Athletic clubs range from high level school varsity teams to common intramural sports. Generally more students would be inclined to join the latter, as only few are high calibre athletes. Nonetheless being part of an amateur sports team is a great way to stay in shape and to make new friends. Thus athletic university clubs can be quite rewarding as they foster team building skills and provide you with a break from your studies that is genuinely fun and engaging.

Advocacy/ Political Groups

Another option that might be worth your time is joining a club that advocates for a certain cause or charity. If you feel strongly about an issue like poverty or the environment then you would be well served joining a group that is committed to taking action towards those issues. Not only does this allow you to become proactive about your views it also lets you gain valuable experience in managing an organization, if you stick to that club and rise up in its ranks.

Likewise, if you are passionate about politics, it might also be beneficial to join the student chapter of a political party on your campus. All of the major Canadian political parties have affiliate clubs in most universities. By joining one of these groups you have a chance to network with like minded people, potentially gain access to certain internship roles within political organizations, and get a head start to a possible career in public service.

Professional Clubs

Professionally geared university clubs can include a wide spectrum of organizations such as, student newspapers, accounting or management clubs, or theater production groups. These clubs can be highly beneficial as they give you hands on skills and training in fields that you might be interested in working once you graduate. Even if they are not directly related to the career stream you are set on following, these clubs allow you to test out different professional fields and earn some valuable resume padding.

Make the Most out of University Clubs
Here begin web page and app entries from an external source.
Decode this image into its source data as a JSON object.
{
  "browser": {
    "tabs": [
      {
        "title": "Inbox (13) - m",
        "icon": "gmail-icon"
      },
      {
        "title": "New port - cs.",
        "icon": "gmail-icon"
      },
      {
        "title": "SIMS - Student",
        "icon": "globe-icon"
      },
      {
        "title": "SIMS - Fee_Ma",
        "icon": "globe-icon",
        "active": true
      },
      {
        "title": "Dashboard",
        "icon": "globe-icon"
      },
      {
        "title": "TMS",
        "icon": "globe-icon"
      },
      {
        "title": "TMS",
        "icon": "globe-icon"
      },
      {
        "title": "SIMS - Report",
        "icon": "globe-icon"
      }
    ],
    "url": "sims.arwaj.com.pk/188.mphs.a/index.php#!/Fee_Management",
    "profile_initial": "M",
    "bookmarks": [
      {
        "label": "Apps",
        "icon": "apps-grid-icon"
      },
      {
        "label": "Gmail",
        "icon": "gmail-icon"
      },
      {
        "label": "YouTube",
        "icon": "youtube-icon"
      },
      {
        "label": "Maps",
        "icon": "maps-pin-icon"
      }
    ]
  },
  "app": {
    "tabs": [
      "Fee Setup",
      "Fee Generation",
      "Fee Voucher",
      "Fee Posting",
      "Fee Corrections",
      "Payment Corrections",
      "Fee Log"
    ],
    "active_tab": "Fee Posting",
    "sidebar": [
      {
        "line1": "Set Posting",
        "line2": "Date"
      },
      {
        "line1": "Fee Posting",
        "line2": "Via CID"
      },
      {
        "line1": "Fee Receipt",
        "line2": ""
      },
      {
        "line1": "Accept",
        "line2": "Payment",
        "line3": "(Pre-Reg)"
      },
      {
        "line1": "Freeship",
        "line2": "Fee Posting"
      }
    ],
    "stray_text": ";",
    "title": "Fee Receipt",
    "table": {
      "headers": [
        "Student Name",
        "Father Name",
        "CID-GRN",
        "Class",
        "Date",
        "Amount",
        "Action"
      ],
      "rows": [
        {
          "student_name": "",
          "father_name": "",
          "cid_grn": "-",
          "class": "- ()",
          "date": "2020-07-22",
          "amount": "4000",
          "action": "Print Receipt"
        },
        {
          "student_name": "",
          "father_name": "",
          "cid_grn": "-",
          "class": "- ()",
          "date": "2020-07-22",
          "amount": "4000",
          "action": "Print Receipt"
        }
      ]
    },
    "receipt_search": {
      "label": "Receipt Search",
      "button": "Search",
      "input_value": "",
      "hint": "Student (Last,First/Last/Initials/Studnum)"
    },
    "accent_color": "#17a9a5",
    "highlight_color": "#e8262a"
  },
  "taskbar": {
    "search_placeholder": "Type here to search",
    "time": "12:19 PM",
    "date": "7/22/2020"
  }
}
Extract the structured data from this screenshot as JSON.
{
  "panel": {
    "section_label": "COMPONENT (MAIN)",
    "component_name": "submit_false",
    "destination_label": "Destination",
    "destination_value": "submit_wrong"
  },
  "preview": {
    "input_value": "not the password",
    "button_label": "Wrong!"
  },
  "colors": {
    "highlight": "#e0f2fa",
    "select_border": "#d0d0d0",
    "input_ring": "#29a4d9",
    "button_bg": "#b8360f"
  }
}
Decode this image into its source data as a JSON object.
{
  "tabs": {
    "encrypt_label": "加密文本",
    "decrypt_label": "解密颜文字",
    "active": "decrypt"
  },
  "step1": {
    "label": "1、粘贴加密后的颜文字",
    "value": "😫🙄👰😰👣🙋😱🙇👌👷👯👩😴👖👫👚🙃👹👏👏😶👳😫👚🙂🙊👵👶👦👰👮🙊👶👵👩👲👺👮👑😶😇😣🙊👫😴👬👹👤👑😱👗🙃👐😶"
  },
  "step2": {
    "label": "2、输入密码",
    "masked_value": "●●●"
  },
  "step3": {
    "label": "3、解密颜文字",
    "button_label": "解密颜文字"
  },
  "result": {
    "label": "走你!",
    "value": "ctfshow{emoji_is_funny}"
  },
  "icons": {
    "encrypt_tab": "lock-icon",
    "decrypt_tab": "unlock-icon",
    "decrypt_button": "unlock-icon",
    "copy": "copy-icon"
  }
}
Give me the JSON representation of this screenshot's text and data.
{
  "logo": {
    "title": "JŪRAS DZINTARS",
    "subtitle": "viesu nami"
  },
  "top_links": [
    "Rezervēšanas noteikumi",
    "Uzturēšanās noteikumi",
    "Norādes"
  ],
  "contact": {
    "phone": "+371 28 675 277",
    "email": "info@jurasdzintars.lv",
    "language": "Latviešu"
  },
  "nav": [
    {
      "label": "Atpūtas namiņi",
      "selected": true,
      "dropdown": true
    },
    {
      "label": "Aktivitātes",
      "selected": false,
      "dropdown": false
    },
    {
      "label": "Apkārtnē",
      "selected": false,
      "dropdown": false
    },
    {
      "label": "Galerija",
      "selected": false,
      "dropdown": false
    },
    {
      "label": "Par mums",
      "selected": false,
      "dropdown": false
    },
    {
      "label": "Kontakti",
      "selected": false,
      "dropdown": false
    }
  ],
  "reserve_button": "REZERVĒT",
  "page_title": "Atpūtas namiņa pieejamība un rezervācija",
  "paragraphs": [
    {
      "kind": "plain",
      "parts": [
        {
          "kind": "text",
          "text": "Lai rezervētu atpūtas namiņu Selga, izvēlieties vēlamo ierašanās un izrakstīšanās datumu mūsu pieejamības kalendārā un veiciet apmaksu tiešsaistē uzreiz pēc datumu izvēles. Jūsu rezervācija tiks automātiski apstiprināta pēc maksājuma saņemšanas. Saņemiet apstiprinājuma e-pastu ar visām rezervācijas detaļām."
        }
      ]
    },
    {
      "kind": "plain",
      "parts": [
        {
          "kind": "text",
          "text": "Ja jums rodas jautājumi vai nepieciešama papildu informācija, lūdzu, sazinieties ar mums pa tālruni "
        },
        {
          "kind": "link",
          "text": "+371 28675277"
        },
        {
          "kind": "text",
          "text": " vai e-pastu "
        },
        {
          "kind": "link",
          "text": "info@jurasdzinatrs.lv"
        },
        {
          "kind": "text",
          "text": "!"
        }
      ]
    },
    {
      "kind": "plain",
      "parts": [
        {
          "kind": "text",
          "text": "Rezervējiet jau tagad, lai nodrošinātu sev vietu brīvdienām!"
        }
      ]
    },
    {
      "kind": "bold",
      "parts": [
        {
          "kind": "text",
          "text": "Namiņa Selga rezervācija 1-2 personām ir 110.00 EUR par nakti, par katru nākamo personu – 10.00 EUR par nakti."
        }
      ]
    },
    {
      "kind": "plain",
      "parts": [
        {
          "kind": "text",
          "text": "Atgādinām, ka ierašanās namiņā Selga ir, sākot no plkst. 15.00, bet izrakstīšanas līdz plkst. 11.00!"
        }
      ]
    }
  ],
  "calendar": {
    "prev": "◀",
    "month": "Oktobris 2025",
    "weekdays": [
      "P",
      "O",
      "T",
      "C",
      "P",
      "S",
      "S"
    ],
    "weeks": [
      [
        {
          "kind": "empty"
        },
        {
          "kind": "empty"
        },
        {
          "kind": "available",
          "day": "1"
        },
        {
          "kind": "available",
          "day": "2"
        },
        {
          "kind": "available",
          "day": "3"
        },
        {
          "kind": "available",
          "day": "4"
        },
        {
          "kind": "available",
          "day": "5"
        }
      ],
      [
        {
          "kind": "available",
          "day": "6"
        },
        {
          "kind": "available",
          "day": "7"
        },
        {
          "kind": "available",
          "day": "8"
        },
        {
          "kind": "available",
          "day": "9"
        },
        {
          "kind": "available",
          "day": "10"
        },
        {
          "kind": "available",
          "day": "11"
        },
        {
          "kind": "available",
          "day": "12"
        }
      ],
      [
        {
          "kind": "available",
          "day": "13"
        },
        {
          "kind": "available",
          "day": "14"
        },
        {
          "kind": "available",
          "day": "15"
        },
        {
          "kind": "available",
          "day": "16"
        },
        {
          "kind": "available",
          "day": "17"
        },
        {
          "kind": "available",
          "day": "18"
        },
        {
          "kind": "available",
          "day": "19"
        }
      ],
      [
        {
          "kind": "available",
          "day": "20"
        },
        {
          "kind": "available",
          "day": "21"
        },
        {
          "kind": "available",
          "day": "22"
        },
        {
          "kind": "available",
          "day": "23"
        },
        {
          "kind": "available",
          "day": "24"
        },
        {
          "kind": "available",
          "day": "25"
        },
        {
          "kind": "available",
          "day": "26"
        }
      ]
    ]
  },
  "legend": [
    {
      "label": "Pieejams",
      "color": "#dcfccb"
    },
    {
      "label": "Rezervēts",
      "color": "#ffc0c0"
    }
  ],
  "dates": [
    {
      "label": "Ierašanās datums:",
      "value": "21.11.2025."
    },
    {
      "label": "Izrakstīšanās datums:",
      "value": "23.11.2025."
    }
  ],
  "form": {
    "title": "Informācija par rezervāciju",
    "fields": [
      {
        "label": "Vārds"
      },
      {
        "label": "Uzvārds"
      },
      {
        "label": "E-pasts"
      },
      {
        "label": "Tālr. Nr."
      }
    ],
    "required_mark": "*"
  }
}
Ultimately when it comes to picking university clubs it is of the utmost importance to do what feels right for you, and to join a club that speaks to your interests, and that allow you to grow as a person. That said it is strongly encouraged that you do participate in extracurricular activities while you are in undergrad as they can help you build very important professional, interpersonal, and organizational skills.